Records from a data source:
=-=-=-=-=
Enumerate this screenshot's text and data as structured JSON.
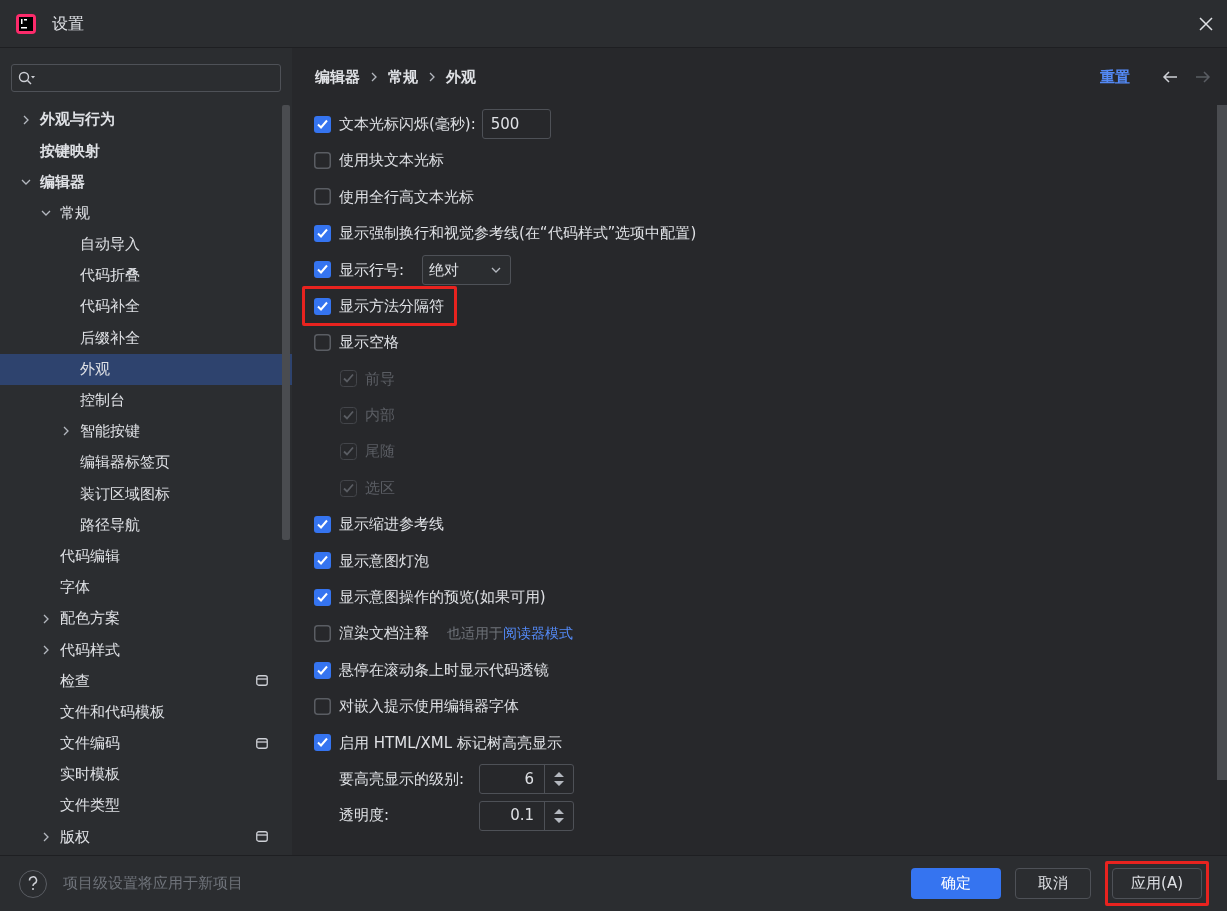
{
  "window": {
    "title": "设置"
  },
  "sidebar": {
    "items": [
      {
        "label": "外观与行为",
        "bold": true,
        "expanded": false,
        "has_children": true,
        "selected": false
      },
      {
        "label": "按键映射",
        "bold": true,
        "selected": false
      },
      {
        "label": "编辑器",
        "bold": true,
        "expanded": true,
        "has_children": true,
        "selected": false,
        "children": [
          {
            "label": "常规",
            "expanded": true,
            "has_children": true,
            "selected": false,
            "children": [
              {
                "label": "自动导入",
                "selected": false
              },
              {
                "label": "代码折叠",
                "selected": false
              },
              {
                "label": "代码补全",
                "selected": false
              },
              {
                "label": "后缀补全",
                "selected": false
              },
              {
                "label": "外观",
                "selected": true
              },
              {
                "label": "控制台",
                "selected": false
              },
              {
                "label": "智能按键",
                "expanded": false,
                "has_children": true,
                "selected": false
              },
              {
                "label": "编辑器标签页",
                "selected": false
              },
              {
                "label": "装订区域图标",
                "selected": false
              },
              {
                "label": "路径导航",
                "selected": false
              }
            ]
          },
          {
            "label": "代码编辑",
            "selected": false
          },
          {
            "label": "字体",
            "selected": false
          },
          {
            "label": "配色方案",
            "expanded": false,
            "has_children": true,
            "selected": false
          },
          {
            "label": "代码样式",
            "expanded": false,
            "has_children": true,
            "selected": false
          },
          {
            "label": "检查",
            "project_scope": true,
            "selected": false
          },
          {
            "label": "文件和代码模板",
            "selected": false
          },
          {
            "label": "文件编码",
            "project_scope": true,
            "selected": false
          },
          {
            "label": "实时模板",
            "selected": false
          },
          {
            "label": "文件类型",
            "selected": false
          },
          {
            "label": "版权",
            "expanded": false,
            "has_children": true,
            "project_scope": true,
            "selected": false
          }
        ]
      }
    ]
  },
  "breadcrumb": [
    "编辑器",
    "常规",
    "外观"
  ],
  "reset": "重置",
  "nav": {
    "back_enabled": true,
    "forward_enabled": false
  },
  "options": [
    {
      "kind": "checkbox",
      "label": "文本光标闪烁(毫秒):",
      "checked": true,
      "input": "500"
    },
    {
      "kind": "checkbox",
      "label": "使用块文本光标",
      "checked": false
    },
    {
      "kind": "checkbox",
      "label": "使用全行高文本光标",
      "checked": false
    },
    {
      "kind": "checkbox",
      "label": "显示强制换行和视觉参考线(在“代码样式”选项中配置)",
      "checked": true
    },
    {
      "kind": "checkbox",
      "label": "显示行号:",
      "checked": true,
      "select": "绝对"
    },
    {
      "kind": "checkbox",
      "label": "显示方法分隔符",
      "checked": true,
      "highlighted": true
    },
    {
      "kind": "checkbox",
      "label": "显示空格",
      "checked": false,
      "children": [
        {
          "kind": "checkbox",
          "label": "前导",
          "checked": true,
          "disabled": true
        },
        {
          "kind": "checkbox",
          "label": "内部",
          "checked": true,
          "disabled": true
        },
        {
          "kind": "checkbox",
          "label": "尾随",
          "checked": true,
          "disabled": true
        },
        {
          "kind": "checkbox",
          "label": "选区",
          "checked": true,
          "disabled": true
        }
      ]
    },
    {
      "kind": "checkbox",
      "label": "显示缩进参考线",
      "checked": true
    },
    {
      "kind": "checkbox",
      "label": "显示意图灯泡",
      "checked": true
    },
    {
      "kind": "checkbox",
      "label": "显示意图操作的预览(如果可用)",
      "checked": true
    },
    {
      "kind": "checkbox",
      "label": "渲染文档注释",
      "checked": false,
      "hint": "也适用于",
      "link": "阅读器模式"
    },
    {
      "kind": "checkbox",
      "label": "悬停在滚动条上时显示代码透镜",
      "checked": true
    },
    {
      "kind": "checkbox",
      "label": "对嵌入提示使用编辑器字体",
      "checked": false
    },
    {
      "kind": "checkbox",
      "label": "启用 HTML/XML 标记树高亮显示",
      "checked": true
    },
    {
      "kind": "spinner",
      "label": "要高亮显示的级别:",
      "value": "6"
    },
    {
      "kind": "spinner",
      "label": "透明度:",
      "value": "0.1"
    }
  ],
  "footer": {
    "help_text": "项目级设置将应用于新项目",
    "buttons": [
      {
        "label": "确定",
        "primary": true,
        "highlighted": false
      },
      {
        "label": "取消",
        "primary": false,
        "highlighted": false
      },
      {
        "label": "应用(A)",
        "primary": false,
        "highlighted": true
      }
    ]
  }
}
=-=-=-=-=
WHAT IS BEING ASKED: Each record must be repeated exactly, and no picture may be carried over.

YOUR RESPONSE:
Enumerate this screenshot's text and data as structured JSON.
{
  "window": {
    "title": "设置"
  },
  "sidebar": {
    "items": [
      {
        "label": "外观与行为",
        "bold": true,
        "expanded": false,
        "has_children": true,
        "selected": false
      },
      {
        "label": "按键映射",
        "bold": true,
        "selected": false
      },
      {
        "label": "编辑器",
        "bold": true,
        "expanded": true,
        "has_children": true,
        "selected": false,
        "children": [
          {
            "label": "常规",
            "expanded": true,
            "has_children": true,
            "selected": false,
            "children": [
              {
                "label": "自动导入",
                "selected": false
              },
              {
                "label": "代码折叠",
                "selected": false
              },
              {
                "label": "代码补全",
                "selected": false
              },
              {
                "label": "后缀补全",
                "selected": false
              },
              {
                "label": "外观",
                "selected": true
              },
              {
                "label": "控制台",
                "selected": false
              },
              {
                "label": "智能按键",
                "expanded": false,
                "has_children": true,
                "selected": false
              },
              {
                "label": "编辑器标签页",
                "selected": false
              },
              {
                "label": "装订区域图标",
                "selected": false
              },
              {
                "label": "路径导航",
                "selected": false
              }
            ]
          },
          {
            "label": "代码编辑",
            "selected": false
          },
          {
            "label": "字体",
            "selected": false
          },
          {
            "label": "配色方案",
            "expanded": false,
            "has_children": true,
            "selected": false
          },
          {
            "label": "代码样式",
            "expanded": false,
            "has_children": true,
            "selected": false
          },
          {
            "label": "检查",
            "project_scope": true,
            "selected": false
          },
          {
            "label": "文件和代码模板",
            "selected": false
          },
          {
            "label": "文件编码",
            "project_scope": true,
            "selected": false
          },
          {
            "label": "实时模板",
            "selected": false
          },
          {
            "label": "文件类型",
            "selected": false
          },
          {
            "label": "版权",
            "expanded": false,
            "has_children": true,
            "project_scope": true,
            "selected": false
          }
        ]
      }
    ]
  },
  "breadcrumb": [
    "编辑器",
    "常规",
    "外观"
  ],
  "reset": "重置",
  "nav": {
    "back_enabled": true,
    "forward_enabled": false
  },
  "options": [
    {
      "kind": "checkbox",
      "label": "文本光标闪烁(毫秒):",
      "checked": true,
      "input": "500"
    },
    {
      "kind": "checkbox",
      "label": "使用块文本光标",
      "checked": false
    },
    {
      "kind": "checkbox",
      "label": "使用全行高文本光标",
      "checked": false
    },
    {
      "kind": "checkbox",
      "label": "显示强制换行和视觉参考线(在“代码样式”选项中配置)",
      "checked": true
    },
    {
      "kind": "checkbox",
      "label": "显示行号:",
      "checked": true,
      "select": "绝对"
    },
    {
      "kind": "checkbox",
      "label": "显示方法分隔符",
      "checked": true,
      "highlighted": true
    },
    {
      "kind": "checkbox",
      "label": "显示空格",
      "checked": false,
      "children": [
        {
          "kind": "checkbox",
          "label": "前导",
          "checked": true,
          "disabled": true
        },
        {
          "kind": "checkbox",
          "label": "内部",
          "checked": true,
          "disabled": true
        },
        {
          "kind": "checkbox",
          "label": "尾随",
          "checked": true,
          "disabled": true
        },
        {
          "kind": "checkbox",
          "label": "选区",
          "checked": true,
          "disabled": true
        }
      ]
    },
    {
      "kind": "checkbox",
      "label": "显示缩进参考线",
      "checked": true
    },
    {
      "kind": "checkbox",
      "label": "显示意图灯泡",
      "checked": true
    },
    {
      "kind": "checkbox",
      "label": "显示意图操作的预览(如果可用)",
      "checked": true
    },
    {
      "kind": "checkbox",
      "label": "渲染文档注释",
      "checked": false,
      "hint": "也适用于",
      "link": "阅读器模式"
    },
    {
      "kind": "checkbox",
      "label": "悬停在滚动条上时显示代码透镜",
      "checked": true
    },
    {
      "kind": "checkbox",
      "label": "对嵌入提示使用编辑器字体",
      "checked": false
    },
    {
      "kind": "checkbox",
      "label": "启用 HTML/XML 标记树高亮显示",
      "checked": true
    },
    {
      "kind": "spinner",
      "label": "要高亮显示的级别:",
      "value": "6"
    },
    {
      "kind": "spinner",
      "label": "透明度:",
      "value": "0.1"
    }
  ],
  "footer": {
    "help_text": "项目级设置将应用于新项目",
    "buttons": [
      {
        "label": "确定",
        "primary": true,
        "highlighted": false
      },
      {
        "label": "取消",
        "primary": false,
        "highlighted": false
      },
      {
        "label": "应用(A)",
        "primary": false,
        "highlighted": true
      }
    ]
  }
}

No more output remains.